### Directions for this task
Copy each line of the following material that has the string "خدمت".
──────── Input ────────
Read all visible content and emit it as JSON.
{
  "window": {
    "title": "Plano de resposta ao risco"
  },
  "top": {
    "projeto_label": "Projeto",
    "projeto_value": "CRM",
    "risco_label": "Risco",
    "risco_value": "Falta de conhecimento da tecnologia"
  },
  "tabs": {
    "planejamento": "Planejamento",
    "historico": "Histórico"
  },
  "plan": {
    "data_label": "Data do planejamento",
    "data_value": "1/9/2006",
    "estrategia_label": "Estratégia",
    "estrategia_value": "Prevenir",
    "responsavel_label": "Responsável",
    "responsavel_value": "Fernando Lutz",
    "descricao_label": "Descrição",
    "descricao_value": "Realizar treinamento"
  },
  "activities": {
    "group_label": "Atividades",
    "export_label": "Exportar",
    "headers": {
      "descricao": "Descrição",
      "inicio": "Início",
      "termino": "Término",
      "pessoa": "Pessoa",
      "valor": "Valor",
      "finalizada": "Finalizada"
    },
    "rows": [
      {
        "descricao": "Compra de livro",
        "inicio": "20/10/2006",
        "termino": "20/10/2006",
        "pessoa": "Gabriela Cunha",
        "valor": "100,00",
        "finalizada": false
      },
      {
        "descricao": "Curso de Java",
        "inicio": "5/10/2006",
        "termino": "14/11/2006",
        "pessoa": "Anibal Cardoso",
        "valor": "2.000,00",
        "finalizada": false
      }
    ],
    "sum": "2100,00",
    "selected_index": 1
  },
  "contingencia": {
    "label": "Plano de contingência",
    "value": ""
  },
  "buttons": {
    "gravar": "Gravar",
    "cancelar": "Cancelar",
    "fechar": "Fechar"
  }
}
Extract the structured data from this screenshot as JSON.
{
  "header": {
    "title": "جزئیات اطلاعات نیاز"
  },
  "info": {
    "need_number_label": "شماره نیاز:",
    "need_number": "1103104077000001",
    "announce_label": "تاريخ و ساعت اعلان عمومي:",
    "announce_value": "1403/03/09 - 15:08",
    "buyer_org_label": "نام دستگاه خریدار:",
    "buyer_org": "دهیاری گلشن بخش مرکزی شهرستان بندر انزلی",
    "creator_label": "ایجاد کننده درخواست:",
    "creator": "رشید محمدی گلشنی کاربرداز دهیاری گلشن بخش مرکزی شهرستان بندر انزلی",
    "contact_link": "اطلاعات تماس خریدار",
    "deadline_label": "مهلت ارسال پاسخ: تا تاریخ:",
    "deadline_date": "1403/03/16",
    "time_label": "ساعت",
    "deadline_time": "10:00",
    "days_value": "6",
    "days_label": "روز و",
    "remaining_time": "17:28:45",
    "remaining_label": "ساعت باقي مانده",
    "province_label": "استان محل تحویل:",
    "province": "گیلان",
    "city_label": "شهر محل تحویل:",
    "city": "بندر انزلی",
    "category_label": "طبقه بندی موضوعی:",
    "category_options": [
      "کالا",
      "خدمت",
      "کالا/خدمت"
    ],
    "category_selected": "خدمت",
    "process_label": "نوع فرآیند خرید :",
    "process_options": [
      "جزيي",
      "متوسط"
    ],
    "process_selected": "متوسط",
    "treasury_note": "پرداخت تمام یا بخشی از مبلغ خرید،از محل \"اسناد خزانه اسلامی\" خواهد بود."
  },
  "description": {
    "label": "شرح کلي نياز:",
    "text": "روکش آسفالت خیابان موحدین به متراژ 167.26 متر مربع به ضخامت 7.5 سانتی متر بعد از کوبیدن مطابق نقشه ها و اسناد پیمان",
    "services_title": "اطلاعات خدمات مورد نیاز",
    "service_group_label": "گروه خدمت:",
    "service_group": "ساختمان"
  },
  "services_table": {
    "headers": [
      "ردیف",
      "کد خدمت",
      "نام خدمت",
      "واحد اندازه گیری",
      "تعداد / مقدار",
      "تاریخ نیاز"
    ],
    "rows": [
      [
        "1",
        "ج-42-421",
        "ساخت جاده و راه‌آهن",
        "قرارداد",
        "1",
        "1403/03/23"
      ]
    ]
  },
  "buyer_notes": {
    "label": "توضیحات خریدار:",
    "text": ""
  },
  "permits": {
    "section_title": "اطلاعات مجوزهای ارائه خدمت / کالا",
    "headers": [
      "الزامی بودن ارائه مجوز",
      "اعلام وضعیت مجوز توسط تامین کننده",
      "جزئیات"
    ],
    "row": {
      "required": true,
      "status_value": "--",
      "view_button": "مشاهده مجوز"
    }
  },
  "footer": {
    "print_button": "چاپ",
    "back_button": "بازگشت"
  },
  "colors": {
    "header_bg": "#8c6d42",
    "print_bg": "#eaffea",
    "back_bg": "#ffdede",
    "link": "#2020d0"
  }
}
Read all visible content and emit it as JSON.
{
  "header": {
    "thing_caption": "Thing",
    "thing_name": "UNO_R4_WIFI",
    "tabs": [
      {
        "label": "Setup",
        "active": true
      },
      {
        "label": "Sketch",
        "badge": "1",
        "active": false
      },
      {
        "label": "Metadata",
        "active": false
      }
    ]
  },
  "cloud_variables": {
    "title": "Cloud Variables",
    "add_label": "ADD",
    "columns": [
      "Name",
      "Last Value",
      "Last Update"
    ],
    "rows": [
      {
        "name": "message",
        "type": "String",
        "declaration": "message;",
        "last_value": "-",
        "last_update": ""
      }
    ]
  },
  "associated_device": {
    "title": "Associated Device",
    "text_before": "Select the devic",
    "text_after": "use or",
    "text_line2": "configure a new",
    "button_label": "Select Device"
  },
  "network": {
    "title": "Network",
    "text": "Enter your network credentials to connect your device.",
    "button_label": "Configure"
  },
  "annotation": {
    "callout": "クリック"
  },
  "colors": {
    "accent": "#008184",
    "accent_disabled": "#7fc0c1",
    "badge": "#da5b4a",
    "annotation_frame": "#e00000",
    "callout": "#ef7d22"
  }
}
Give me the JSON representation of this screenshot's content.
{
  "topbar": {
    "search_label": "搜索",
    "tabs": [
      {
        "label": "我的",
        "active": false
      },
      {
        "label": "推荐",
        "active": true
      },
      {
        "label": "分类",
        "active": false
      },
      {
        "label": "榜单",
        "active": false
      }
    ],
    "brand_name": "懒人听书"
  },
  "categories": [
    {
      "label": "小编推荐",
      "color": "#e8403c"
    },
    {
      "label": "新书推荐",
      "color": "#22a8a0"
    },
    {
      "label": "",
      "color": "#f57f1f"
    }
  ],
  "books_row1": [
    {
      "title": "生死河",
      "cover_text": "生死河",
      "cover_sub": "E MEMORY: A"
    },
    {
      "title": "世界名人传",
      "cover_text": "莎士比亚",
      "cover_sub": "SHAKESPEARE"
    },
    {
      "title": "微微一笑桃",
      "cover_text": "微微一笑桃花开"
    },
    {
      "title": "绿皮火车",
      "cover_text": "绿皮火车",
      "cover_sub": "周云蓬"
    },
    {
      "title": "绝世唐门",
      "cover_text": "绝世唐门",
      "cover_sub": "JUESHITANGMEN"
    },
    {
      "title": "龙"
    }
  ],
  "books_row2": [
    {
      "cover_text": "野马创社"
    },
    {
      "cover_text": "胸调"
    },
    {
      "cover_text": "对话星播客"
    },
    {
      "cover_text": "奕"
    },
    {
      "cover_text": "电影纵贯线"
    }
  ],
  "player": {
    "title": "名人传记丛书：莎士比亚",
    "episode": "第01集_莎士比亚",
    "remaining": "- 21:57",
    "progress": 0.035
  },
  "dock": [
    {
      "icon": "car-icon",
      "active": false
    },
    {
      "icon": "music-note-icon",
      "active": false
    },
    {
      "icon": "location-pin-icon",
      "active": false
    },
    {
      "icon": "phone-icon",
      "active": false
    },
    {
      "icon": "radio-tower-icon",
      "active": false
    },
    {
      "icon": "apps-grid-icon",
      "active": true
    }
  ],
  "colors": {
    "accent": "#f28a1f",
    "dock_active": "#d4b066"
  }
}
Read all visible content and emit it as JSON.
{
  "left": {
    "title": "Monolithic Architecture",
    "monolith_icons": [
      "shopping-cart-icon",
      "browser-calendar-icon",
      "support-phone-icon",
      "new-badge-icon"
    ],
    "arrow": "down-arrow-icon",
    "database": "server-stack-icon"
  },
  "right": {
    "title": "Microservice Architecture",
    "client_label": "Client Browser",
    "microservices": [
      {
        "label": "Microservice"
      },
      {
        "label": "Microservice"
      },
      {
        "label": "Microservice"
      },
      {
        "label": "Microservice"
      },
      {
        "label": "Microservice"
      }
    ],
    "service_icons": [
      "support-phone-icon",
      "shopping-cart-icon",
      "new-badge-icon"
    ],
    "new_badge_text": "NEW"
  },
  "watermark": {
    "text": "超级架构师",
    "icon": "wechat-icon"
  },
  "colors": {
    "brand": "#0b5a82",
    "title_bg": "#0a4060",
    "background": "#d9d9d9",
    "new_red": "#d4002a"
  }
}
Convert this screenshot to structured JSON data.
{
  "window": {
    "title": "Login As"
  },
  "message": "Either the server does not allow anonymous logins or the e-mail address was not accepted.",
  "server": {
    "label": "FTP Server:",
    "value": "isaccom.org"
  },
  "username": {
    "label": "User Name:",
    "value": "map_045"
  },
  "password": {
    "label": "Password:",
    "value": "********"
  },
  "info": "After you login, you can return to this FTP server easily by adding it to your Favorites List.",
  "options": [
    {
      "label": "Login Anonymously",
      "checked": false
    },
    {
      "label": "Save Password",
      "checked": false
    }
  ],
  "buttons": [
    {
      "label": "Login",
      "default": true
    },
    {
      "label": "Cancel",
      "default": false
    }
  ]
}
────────
### Reply
      "خدمت",
      "کالا/خدمت"
    "category_selected": "خدمت",
    "service_group_label": "گروه خدمت:",
      "کد خدمت",
      "نام خدمت",
    "section_title": "اطلاعات مجوزهای ارائه خدمت / کالا",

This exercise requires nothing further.